Inquisitor’s Palace, Birgu

Inquisitor’s Palace, Birgu

Formerly the Castellania (Magna Curia Castellania Melitensis) and built in 1530, the palace served as Malta’s court under Grand Master Juan de Homedes y Coscon during the Order of St. John’s initial years in Birgu. The building’s original design is attributed to the architects Diego Perez de Malfreire and Nicolò Flavari. It remained in use as a courthouse until 1572, when a new Castellania was built in Valletta (Strada San Giacomo, now Merchant Str) after the Order of St. John moved their headquarters to the new Citta’ Umilissima, Valletta.

In 1574 it became the Inquisitor’s Palace under the name Palazzo del Sant’ Officio. Little remains of the original 16th century Castellania building due to major alterations and renovations carried out in the subsequent centuries. Between the late 16th and 18th centuries, the various inquisitors who lived and worked in the palace made a number of major alterations to the building, and it was gradually transformed into a typical Roman palazzo with some Baroque influences. The palace was enlarged with the acquisition of nearby properties, and the first major renovation began in the 1630s under inquisitor Fabio Chigi, later Pope Alexander VII. The façade was rebuilt in 1660. The 1693 earthquake significantly damaged the Inquisitor’s Palace. Follow repairs and renovation, the upper floor was possibly built in 1707. The interior was also altered and embellished throughout the 17th and 18th centuries, with the main staircase being built in 1733 to designs of Romano Carapecchia.

A small courtyard with a Gothic groin vault cloister is what remains of the original Castellania building.

The Inquisition was established in Malta in September with the first inquisitor being Pietro Dusina. Grand Master Jean de la Cassière offered the former Castellania to Dusina as his official residence, who moved in after the building was renovated. The building became the headquarters of the Inquisition, serving as both a palace for the inquisitor, the Inquisitorial court rooms and prisons.

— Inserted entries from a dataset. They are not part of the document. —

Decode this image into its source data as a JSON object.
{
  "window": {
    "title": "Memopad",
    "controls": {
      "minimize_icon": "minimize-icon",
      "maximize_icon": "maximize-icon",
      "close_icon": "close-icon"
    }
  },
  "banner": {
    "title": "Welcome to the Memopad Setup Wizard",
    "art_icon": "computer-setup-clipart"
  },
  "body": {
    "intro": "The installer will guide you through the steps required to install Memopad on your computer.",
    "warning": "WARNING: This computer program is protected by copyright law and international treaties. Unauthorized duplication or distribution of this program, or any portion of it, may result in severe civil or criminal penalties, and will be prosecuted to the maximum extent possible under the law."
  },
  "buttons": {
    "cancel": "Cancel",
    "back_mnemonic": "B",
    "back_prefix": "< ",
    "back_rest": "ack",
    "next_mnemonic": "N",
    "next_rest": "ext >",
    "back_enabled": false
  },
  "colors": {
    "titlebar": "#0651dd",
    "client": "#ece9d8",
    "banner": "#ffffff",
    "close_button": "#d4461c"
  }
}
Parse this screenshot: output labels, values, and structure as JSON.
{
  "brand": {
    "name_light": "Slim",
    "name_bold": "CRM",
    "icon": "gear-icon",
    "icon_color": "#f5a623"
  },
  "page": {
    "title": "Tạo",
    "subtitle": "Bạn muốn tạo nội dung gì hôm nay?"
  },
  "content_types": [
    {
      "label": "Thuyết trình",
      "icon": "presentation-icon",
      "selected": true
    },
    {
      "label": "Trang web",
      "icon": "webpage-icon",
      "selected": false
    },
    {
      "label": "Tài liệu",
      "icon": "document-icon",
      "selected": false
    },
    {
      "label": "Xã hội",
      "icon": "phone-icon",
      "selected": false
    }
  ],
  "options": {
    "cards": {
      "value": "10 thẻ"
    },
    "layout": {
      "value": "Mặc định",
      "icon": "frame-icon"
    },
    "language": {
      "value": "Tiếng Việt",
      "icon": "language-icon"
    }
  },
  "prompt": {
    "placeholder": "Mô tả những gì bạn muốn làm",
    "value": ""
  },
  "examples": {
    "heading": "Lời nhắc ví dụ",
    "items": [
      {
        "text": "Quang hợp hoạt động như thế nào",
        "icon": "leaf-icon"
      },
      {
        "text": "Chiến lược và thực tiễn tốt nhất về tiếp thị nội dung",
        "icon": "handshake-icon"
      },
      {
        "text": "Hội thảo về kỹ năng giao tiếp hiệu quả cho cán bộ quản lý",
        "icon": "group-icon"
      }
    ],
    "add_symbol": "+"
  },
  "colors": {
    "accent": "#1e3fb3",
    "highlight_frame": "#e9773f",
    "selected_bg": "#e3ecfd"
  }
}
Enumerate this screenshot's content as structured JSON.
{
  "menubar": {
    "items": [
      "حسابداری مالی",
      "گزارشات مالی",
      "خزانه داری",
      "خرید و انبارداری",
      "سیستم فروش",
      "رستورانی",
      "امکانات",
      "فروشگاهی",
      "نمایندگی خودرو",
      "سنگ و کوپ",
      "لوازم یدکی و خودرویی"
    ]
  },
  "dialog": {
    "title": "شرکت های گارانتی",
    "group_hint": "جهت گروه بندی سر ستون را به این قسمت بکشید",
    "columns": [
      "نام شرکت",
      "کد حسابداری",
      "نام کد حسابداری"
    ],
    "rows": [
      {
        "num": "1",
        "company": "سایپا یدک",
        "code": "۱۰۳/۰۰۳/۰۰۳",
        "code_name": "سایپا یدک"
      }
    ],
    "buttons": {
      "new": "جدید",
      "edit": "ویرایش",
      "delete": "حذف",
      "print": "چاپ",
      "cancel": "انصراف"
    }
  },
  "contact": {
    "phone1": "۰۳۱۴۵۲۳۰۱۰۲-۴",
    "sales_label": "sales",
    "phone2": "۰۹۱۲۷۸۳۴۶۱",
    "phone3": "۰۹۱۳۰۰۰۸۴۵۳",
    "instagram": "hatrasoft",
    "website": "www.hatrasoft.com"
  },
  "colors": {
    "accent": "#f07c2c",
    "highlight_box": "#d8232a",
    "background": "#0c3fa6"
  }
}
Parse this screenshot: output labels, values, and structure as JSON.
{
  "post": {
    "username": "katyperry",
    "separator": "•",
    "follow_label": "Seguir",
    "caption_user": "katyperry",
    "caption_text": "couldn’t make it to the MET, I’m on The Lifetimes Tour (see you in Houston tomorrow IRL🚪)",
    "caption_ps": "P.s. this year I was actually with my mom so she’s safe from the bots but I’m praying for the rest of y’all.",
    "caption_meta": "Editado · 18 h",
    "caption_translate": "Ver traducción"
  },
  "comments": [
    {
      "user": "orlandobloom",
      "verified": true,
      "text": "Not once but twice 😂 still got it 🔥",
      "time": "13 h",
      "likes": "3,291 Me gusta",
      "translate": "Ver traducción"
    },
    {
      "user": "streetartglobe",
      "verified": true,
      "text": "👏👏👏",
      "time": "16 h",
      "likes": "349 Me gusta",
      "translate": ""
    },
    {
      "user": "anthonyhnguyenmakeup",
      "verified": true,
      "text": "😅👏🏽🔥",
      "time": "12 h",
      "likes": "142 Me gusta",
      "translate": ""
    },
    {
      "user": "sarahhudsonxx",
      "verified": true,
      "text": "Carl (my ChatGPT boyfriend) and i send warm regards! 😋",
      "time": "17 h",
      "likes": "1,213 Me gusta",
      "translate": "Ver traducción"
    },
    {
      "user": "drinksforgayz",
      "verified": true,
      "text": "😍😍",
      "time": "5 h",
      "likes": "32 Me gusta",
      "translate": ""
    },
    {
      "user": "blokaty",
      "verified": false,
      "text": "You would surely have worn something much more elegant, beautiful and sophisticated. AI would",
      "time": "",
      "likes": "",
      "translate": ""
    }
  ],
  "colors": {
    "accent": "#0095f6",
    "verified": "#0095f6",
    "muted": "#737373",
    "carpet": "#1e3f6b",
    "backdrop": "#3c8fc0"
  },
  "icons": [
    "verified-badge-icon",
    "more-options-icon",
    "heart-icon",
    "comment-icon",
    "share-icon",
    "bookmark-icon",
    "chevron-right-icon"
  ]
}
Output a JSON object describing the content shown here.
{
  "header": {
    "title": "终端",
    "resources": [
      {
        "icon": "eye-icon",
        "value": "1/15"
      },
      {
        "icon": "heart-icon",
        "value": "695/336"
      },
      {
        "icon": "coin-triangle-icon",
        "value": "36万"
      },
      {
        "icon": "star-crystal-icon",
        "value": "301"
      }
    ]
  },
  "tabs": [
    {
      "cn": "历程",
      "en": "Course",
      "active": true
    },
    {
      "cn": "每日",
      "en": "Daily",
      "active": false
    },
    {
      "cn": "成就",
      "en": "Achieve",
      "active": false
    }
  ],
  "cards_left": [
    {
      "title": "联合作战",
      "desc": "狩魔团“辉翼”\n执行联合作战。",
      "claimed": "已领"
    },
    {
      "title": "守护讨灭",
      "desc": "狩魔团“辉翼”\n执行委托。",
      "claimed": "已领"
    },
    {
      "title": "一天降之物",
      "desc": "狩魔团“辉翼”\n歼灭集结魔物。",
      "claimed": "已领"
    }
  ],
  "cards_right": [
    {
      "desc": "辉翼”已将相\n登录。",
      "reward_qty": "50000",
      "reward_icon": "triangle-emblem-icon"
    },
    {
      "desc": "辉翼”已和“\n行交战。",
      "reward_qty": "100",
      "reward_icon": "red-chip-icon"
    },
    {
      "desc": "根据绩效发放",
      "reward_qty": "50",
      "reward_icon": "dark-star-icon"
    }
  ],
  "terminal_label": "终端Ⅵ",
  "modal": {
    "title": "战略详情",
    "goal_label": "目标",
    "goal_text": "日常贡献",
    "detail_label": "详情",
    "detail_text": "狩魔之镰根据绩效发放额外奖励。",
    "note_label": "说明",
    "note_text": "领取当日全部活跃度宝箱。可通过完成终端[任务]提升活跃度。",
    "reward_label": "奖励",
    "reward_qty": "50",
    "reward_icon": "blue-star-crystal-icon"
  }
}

It is now a museum under the stewardship of Heritage Malta.

From the Inquisitor’s Palace we continue to the Chapel of Our Lady of Damascus